Component data from apps and pages:
⁂

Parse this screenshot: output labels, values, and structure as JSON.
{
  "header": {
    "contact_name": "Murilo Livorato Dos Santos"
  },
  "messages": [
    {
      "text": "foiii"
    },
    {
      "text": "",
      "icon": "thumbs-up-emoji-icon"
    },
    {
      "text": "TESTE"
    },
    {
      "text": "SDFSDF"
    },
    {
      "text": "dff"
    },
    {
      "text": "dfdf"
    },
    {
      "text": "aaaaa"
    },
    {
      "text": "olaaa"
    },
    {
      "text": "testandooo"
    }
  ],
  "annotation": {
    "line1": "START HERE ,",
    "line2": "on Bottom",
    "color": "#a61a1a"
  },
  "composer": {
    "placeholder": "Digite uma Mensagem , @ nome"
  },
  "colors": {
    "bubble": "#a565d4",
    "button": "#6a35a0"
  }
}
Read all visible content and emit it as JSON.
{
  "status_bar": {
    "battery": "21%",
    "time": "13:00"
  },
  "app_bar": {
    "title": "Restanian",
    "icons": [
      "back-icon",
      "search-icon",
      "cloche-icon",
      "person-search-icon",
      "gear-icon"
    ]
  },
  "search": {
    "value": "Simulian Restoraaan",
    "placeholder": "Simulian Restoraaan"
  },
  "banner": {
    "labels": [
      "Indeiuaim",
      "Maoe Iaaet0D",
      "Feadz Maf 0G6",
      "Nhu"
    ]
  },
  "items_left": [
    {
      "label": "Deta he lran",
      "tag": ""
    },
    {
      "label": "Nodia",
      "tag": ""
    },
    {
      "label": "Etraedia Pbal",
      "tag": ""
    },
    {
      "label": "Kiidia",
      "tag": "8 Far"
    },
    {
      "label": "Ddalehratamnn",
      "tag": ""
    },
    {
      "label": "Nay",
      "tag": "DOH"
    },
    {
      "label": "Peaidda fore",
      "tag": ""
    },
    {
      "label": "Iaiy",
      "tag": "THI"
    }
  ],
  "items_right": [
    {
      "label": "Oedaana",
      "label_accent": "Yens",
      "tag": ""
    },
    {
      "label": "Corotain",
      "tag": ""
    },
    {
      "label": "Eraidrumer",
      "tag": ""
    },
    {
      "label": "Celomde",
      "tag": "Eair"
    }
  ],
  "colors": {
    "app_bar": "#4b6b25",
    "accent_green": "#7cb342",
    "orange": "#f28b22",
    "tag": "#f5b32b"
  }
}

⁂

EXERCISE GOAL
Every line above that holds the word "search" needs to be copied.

PROBLEM SOLUTION
      "search-icon",
      "person-search-icon",
  "search": {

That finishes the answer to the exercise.